Joe Biden's History of Plagiarism Hurts His Presidential Ambitions Again

Joe Biden’s History of Plagiarism Hurts His Presidential Ambitions Again

Biden’s Plagiarism Problems Stem Back to Law School and Short-Lived 1988 Presidential Campaign.

June 7, 2019
Joe Biden’s History of Plagiarism Hurts His Presidential Ambitions Again

After already having one presidential campaign derailed by allegations of plagiarizing a speech, Joe Biden is now dealing with accusations that both of his foundational policy proposals were taken from other sources.

Biden’s team carefully planned a roll-out of his new environmental policy proposal paired with a visit to New Hampshire. However, nothing seemed to go to plan. Biden’s visit was filled with the usual Biden miscues, including an awkward joke about behavior towards women, odd stories that staff admitted probably weren’t entirely accurate, and the use of erroneous statistics on stage.

Back at campaign headquarters, his staff was grappling with revelations that portions of his new environmental proposal plagiarized from the Blue Green Alliance and the Carbon Capture Coalition. Further examination of the plan by the Daily Caller revealed additional instances in which Biden’s team produced keenly similar looking excerpts to material from outside special-interest groups.

While not responding to the Daily Caller, Biden’s team told Business Insider that “the missing citations were inadvertently excluded.

Business Insider: “Democratic presidential candidate and former Vice President Joe Biden released on Tuesday a comprehensive proposal to combat global climate change, adding to the mix of candidates who have made rolling back dangerous emissions a central tenet of their campaigns.

“But multiple sentences in Biden’s proposal appear to lift passages from letters and websites for different organizations. The copied sentences are particularly notable due to Biden’s past history of plagiarism, which played a major role in tanking his 1988 presidential campaign.”


“The Biden campaign told INSIDER, “Several citations were inadvertently left out of the final version of the 22-page document. As soon as we were made aware of it, we updated to include the proper citations.”

CNN’s John King called Biden’s campaign “lazy,” arrogant,” and “amateur” soon after the scope of the plagiarizing was revealed in the press.

This isn’t the first instance of plagiarism during Biden’s 2020 campaign, though. Soon after the first accusation of the campaign was reported, the Washington Post analyzed Biden’s education plan and found similar instances of the campaign “lifting language from other groups.”

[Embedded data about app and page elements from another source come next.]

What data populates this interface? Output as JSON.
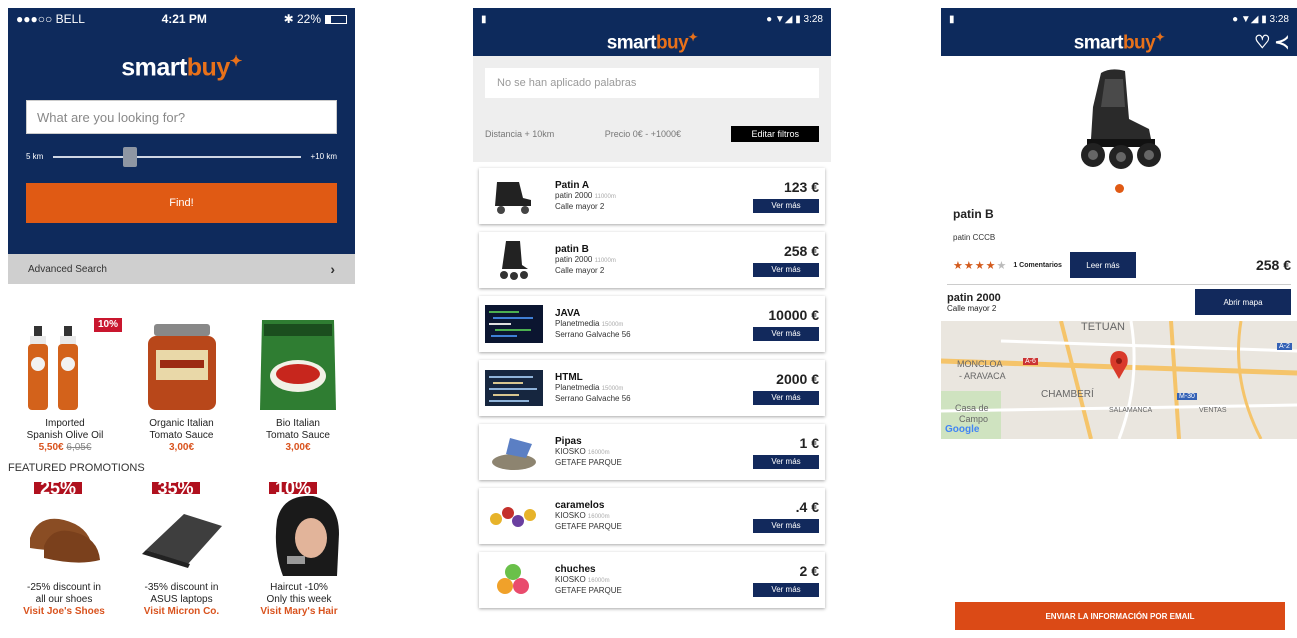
{
  "screen1": {
    "status": {
      "carrier": "●●●○○ BELL",
      "time": "4:21 PM",
      "battery": "22%"
    },
    "logo": {
      "part1": "smart",
      "part2": "buy"
    },
    "search_placeholder": "What are you looking for?",
    "slider": {
      "min_label": "5 km",
      "max_label": "+10 km",
      "value_fraction": 0.28
    },
    "find_label": "Find!",
    "advanced_search_label": "Advanced Search",
    "products": [
      {
        "name_line1": "Imported",
        "name_line2": "Spanish Olive Oil",
        "price": "5,50€",
        "old_price": "6,05€",
        "tag": "10%"
      },
      {
        "name_line1": "Organic Italian",
        "name_line2": "Tomato Sauce",
        "price": "3,00€"
      },
      {
        "name_line1": "Bio Italian",
        "name_line2": "Tomato Sauce",
        "price": "3,00€"
      }
    ],
    "featured_title": "FEATURED PROMOTIONS",
    "promos": [
      {
        "pct": "25%",
        "line1": "-25% discount in",
        "line2": "all our shoes",
        "link": "Visit Joe's Shoes"
      },
      {
        "pct": "35%",
        "line1": "-35% discount in",
        "line2": "ASUS laptops",
        "link": "Visit  Micron Co."
      },
      {
        "pct": "10%",
        "line1": "Haircut -10%",
        "line2": "Only this week",
        "link": "Visit Mary's Hair"
      }
    ]
  },
  "screen2": {
    "status_time": "3:28",
    "search_text": "No se han aplicado palabras",
    "distance": "Distancia + 10km",
    "price_range": "Precio 0€ - +1000€",
    "edit_filters_label": "Editar filtros",
    "ver_mas_label": "Ver más",
    "items": [
      {
        "title": "Patin A",
        "store": "patin 2000",
        "dist": "11000m",
        "address": "Calle mayor 2",
        "price": "123 €"
      },
      {
        "title": "patin B",
        "store": "patin 2000",
        "dist": "11000m",
        "address": "Calle mayor 2",
        "price": "258 €"
      },
      {
        "title": "JAVA",
        "store": "Planetmedia",
        "dist": "15000m",
        "address": "Serrano Galvache 56",
        "price": "10000 €"
      },
      {
        "title": "HTML",
        "store": "Planetmedia",
        "dist": "15000m",
        "address": "Serrano Galvache 56",
        "price": "2000 €"
      },
      {
        "title": "Pipas",
        "store": "KIOSKO",
        "dist": "16000m",
        "address": "GETAFE PARQUE",
        "price": "1 €"
      },
      {
        "title": "caramelos",
        "store": "KIOSKO",
        "dist": "16000m",
        "address": "GETAFE PARQUE",
        "price": ".4 €"
      },
      {
        "title": "chuches",
        "store": "KIOSKO",
        "dist": "16000m",
        "address": "GETAFE PARQUE",
        "price": "2 €"
      }
    ]
  },
  "screen3": {
    "status_time": "3:28",
    "title": "patin B",
    "subtitle": "patin CCCB",
    "rating": 4,
    "comments": "1 Comentarios",
    "leer_mas_label": "Leer más",
    "price": "258 €",
    "shop_name": "patin 2000",
    "shop_address": "Calle mayor 2",
    "map_button_label": "Abrir mapa",
    "map_labels": {
      "tetuan": "TETUAN",
      "moncloa": "MONCLOA",
      "aravaca": "- ARAVACA",
      "chamberi": "CHAMBERÍ",
      "salamanca": "SALAMANCA",
      "ventas": "VENTAS",
      "casa": "Casa de",
      "campo": "Campo",
      "a6": "A-6",
      "m30": "M-30",
      "a2": "A-2",
      "google": "Google"
    },
    "email_label": "ENVIAR LA INFORMACIÓN POR EMAIL"
  }
}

Washington Post: “Joe Biden’s presidential campaign lifted language without credit, at times word for word, when crafting its education and climate plans, incidents the campaign acknowledged and said were inadvertent.

“The incidents appeared to be staff errors when detailing Biden’s policies, and they underscored how hastily his campaign was attempting to put out specific proposals. But the issue was a particularly sensitive one for Biden, whose 1988 campaign was derailed after he plagiarized, in speeches, rhetoric used by British politician Neil Kinnock.”

The most alarming thing for Biden is that while he is rolling out policies in quick succession to appeal to Democratic primary voters who are craving details, the plagiarism scandal proves that the candidate and his team are not taking the policy details as seriously as they should.

Plagiarism allegations played a significant role in sinking Biden’s 1988 presidential campaign after multiple instances of him lifting content for speeches came to light. In February of 1987, before announcing his candidacy for the nomination, Biden took from a Robert Kennedy speech and said that the remarks were written for him. They clearly were not. Robert Kennedy’s speeches weren’t the only ones to be taken by Biden. He also lifted language and syntax from Hubert H. Humphrey.

His most infamous plagiarizing from a speech was during one of the Democratic primary debates where he used an anecdote and language originally spoken by British Labor Leader Neil Kinnock. From the New York Times:

“A debate in Iowa the next month would prove far more damaging. On the drive to the venue, Mr. Biden found himself without a closing statement. An aide, David Wilhelm, suggested he repurpose something that had been working well on the trail: a refrain — credited to Neil Kinnock, the British Labour Party leader — about giving citizens “a platform upon which to stand,” with anecdotes from Mr. Kinnock’s family of Welsh coal miners.

“Not long before, Mr. Biden had received a videotape of Mr. Kinnock’s remarks from Bill Schneider, a writer and political commentator. The candidate instantly admired their emotional power. At campaign events, Mr. Biden had repeatedly attributed Mr. Kinnock’s words properly. At the debate, compressing his closing argument into the allotted time, he did not.”

Language for speeches initially spoken by other politicians wasn’t the only material Biden had borrowed in the past. During his 1988 Presidential run, Biden admitted to “lifting five pages from a law review article for a brief he wrote in a legal methods class at the University of Syracuse.”

This mistep reveals a lack of attention to detail and the level of priority that Biden’s team has assigned to policy proposals. It’s an ominous sign for the candidate as he navigates the field in a new Democratic party that has run left of the lane Biden occupies.